My thanks go to Owen Thompson who very kindly sent me today’s photograph. This marvelous image depicts a group of soldiers aboard a troop ship, just before they depart for foreign parts in about 1905:
My thanks go to Ian Cowling who helped date this picture through the combination of the style of Service Dress, with seperate shoulder boards, the men are wearing and the Brodrick caps that some of the men are wearing:
These distinctive peakless caps were highly unpopular and quickly replaced with the peaked service dress cap. Also of note is one man wearing a very oddly shaped cap comforter and the large number of men who have been issued with a very stiff and clearly quite new slouch hat:
Behind the troops, at the top of a ladder stand some of the ship’s crew and a few fashionably dressed ladies who have presumably come to see the men off:
Private Frank Richards has left us an evocative account of what it was like to travel to India before World War One in a troop ship:

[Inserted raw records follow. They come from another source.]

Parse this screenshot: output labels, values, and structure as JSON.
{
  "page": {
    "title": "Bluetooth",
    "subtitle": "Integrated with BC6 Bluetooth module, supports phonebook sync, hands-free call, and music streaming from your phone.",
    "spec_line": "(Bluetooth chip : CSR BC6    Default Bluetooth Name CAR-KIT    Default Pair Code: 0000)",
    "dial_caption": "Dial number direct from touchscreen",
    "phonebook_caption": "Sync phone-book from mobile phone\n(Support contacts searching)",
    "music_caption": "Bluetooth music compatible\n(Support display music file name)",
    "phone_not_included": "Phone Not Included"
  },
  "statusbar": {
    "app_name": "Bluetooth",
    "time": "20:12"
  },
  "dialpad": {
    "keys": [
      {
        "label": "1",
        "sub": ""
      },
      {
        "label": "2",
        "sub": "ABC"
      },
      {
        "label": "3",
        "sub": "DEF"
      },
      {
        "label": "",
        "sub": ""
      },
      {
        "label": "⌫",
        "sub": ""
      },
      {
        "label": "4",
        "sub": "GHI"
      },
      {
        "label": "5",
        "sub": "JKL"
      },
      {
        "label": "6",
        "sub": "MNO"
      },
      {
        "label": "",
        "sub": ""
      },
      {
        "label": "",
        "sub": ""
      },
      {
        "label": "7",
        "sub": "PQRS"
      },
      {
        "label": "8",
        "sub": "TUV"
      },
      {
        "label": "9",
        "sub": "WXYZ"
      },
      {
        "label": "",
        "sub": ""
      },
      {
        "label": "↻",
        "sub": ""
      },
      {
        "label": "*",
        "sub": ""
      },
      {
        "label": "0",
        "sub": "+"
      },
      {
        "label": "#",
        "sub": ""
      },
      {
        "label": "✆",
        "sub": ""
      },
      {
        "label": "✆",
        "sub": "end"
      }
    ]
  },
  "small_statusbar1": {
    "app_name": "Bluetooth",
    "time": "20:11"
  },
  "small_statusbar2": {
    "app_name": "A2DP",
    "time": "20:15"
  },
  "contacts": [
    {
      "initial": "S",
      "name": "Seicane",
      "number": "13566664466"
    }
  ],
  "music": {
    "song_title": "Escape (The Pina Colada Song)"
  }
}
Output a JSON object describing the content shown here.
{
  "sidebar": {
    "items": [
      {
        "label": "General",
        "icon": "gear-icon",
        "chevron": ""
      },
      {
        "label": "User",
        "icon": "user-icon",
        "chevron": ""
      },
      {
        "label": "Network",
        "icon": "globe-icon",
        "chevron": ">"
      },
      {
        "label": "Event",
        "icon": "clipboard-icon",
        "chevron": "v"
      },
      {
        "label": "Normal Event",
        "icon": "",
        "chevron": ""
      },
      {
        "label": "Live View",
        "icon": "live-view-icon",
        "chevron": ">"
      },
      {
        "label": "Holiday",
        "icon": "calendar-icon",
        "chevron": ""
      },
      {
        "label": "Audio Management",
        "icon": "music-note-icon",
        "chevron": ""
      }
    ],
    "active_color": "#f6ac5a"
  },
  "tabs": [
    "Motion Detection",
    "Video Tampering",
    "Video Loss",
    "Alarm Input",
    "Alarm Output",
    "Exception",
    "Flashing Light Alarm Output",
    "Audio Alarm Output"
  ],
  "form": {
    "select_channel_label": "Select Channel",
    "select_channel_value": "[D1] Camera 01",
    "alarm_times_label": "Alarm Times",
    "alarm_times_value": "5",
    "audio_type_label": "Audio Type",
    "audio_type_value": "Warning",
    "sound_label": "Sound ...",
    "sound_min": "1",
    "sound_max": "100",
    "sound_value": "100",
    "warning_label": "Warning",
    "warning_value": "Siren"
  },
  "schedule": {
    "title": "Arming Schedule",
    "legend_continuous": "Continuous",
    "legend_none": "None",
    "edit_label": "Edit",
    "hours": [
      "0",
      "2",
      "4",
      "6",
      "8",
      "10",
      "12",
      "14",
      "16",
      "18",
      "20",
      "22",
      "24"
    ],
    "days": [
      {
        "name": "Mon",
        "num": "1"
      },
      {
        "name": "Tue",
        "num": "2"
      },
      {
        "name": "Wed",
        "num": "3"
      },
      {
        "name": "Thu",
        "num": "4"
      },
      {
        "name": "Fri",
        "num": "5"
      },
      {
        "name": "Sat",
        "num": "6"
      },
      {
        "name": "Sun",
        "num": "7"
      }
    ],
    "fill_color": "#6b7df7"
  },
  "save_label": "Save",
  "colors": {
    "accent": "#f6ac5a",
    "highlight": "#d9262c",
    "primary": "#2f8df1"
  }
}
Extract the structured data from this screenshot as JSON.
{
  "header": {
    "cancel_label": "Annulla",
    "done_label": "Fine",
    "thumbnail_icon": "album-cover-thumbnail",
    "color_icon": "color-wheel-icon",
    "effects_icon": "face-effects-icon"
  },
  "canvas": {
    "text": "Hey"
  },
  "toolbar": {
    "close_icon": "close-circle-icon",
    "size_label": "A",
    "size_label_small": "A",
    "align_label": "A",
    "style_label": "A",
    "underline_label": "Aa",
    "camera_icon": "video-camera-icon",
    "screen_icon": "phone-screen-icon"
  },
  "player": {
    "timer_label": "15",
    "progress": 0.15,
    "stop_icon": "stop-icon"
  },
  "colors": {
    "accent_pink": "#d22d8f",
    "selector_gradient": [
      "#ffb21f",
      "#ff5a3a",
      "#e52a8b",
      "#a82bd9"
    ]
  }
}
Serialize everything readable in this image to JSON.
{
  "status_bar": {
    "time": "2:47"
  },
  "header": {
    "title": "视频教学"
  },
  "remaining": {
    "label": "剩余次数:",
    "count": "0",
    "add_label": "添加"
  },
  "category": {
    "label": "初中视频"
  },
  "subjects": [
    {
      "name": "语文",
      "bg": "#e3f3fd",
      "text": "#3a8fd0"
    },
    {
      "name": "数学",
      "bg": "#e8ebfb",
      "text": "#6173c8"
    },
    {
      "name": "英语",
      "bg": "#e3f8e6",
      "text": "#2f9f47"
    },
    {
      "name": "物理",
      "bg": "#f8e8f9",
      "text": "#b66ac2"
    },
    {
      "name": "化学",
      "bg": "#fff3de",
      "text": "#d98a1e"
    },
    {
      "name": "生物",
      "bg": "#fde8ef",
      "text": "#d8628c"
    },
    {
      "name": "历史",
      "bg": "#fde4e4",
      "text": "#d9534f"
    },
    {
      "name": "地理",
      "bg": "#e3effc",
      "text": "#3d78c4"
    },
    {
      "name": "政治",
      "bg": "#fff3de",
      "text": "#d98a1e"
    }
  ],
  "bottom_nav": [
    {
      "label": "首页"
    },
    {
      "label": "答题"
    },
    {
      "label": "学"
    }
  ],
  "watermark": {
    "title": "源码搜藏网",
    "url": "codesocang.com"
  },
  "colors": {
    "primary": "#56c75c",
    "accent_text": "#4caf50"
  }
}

We embarked at Southampton on a troop-ship, the name of which I have forgotten. There were close on two thousand troops on board and we reached Bombay towards the middle of November after a voyage of twenty one days. I had never been on a long sea voyage before and I enjoyed every day of this one. I did not suffer from sea-sickness as many did: in fact I have never been sea sick in the whole of my life. The food was good and the ship’s bakers, who provided us with excellent bread, made money too by selling us penny buns. There were also sailors who came around during the day with large tins of sherbert and pails of fresh water; they charged a penny for a small tumbler of water with a teaspoon of sherbert in. This drink was called a Bombay fizzer. During the last ten days of the voyage they did an excellent trade with their fizzers and if they did not make a daily profit of thirty shillings to two pounds apiece they considered the trade was pretty bad.